Study Finds That Cold Offices Negatively Impact Women's Performance

It’s not just a matter of comfort—a study found that cold offices actually hurt women’s productivity.

The study, published in the journal PLOS One analyzed men’s and women’s cognitive performance based on differences in temperature. In the study, more than 500 college students took tests for an hour in rooms with temperatures between 61 and 90 degrees. They then performed simple math, verbal, and cognitive tasks with the promise of monetary incentives. The women’s scores on math tests increased by 27% when temperatures increased for below 70 to above 80 degrees.

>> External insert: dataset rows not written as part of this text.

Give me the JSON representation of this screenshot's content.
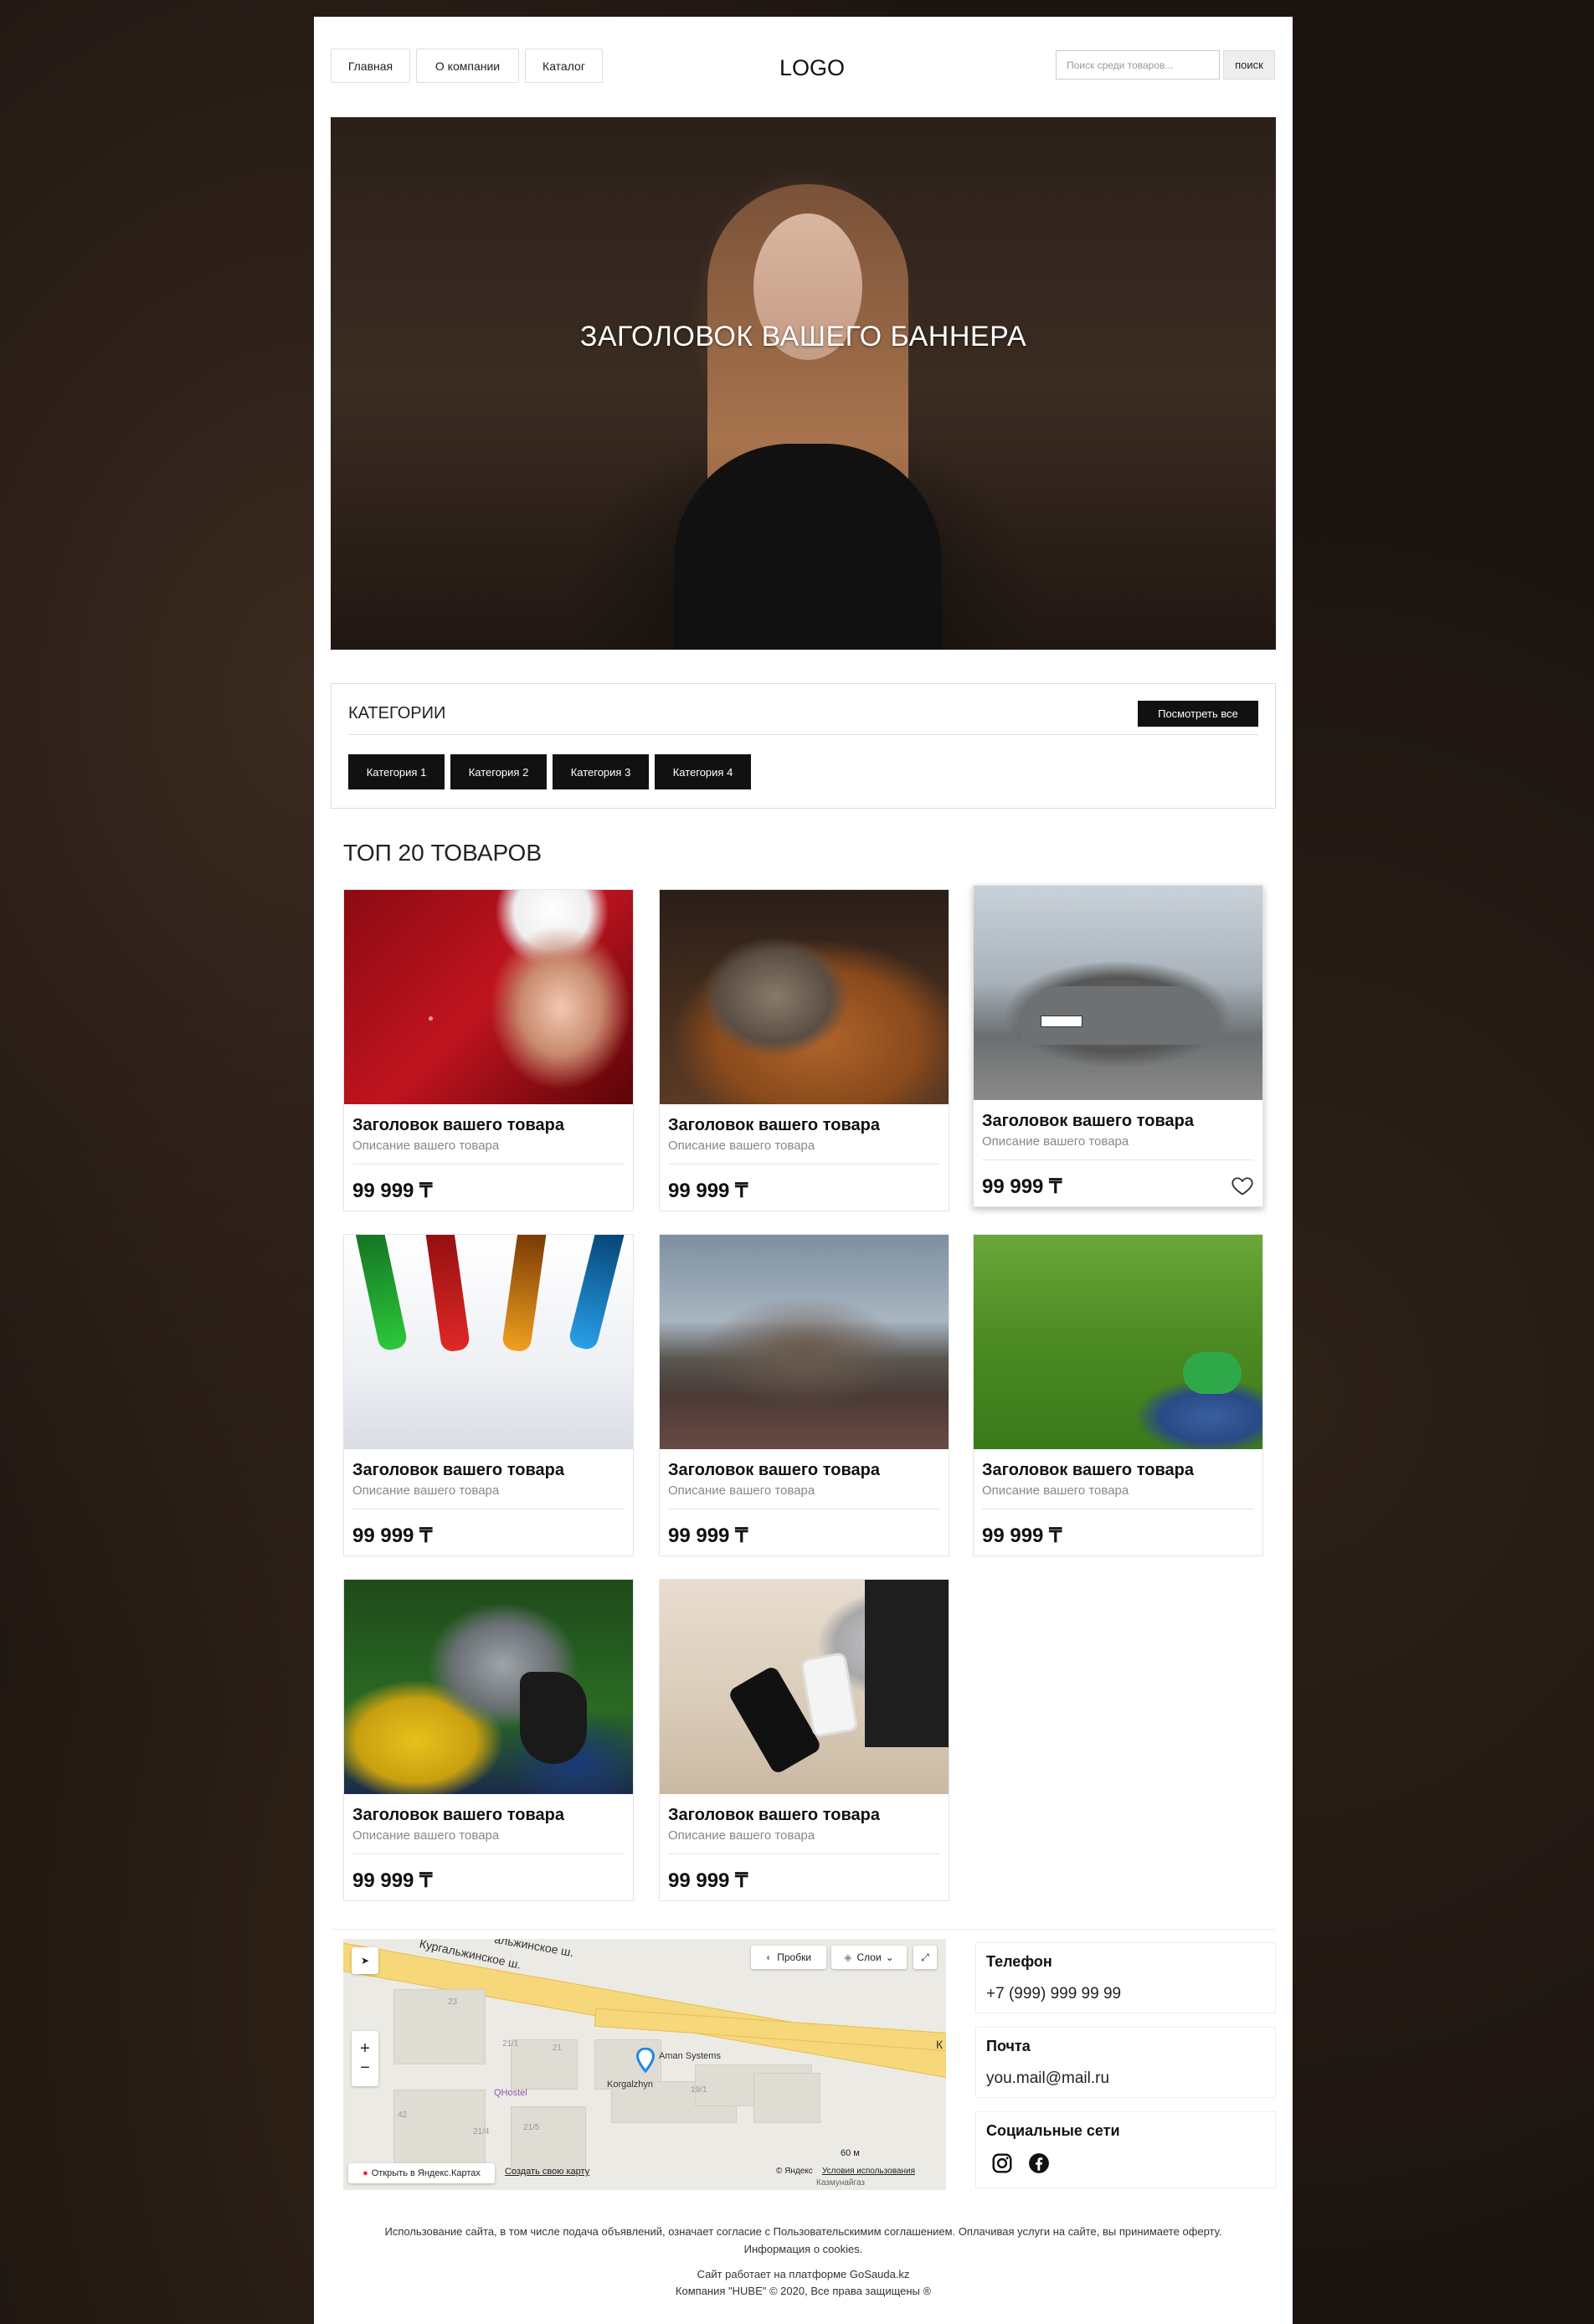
{
  "header": {
    "nav": [
      "Главная",
      "О компании",
      "Каталог"
    ],
    "logo": "LOGO",
    "search_placeholder": "Поиск среди товаров...",
    "search_button": "поиск"
  },
  "banner": {
    "title": "ЗАГОЛОВОК ВАШЕГО БАННЕРА"
  },
  "categories": {
    "title": "КАТЕГОРИИ",
    "view_all": "Посмотреть все",
    "items": [
      "Категория 1",
      "Категория 2",
      "Категория 3",
      "Категория 4"
    ]
  },
  "top": {
    "title": "ТОП 20 ТОВАРОВ",
    "products": [
      {
        "title": "Заголовок вашего товара",
        "desc": "Описание вашего товара",
        "price": "99 999 ₸",
        "image": "woman-winter-hood"
      },
      {
        "title": "Заголовок вашего товара",
        "desc": "Описание вашего товара",
        "price": "99 999 ₸",
        "image": "cat-and-dog"
      },
      {
        "title": "Заголовок вашего товара",
        "desc": "Описание вашего товара",
        "price": "99 999 ₸",
        "image": "grey-car"
      },
      {
        "title": "Заголовок вашего товара",
        "desc": "Описание вашего товара",
        "price": "99 999 ₸",
        "image": "paint-bottles"
      },
      {
        "title": "Заголовок вашего товара",
        "desc": "Описание вашего товара",
        "price": "99 999 ₸",
        "image": "sprinter-cheetahs"
      },
      {
        "title": "Заголовок вашего товара",
        "desc": "Описание вашего товара",
        "price": "99 999 ₸",
        "image": "sneakers-on-grass"
      },
      {
        "title": "Заголовок вашего товара",
        "desc": "Описание вашего товара",
        "price": "99 999 ₸",
        "image": "macaw-parrot"
      },
      {
        "title": "Заголовок вашего товара",
        "desc": "Описание вашего товара",
        "price": "99 999 ₸",
        "image": "desk-laptop-phone"
      }
    ]
  },
  "map": {
    "traffic": "Пробки",
    "layers": "Слои",
    "place": "Aman Systems",
    "labels": [
      "Кургальжинское ш.",
      "альжинское ш.",
      "Korgalzhyn",
      "QHostel",
      "23",
      "21",
      "21/1",
      "19/1",
      "21/4",
      "21/5",
      "42",
      "К"
    ],
    "scale": "60 м",
    "open": "Открыть в Яндекс.Картах",
    "create": "Создать свою карту",
    "copyright": "© Яндекс",
    "terms": "Условия использования",
    "bottom_label": "Казмунайгаз"
  },
  "contacts": {
    "phone_label": "Телефон",
    "phone": "+7 (999) 999 99 99",
    "email_label": "Почта",
    "email": "you.mail@mail.ru",
    "social_label": "Социальные сети"
  },
  "footer": {
    "line1": "Использование сайта, в том числе подача объявлений, означает согласие с Пользовательскимим соглашением. Оплачивая услуги на сайте, вы принимаете оферту.",
    "line2": "Информация о cookies.",
    "line3": "Сайт работает на платформе GoSauda.kz",
    "line4": "Компания \"HUBE\" © 2020, Все права защищены ®"
  }
}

“It’s been documented that women like warmer indoor temperatures than man, but the idea until now has been that it’s a matter of personal preference,” the study’s co-author Tom Chang said in a statement from USC. “What we found is it’s not just whether you feel comfortable or not, but that your performance on things that matter—in math and verbal dimensions, and how hard you try—is affected by temperature.”

The findings suggest that setting the thermostat higher in mixed-gender workplaces could enhance women’s performance. The news should come as affirmation to any women storing a blanket in her desk drawer to keep warm against the frigid office air.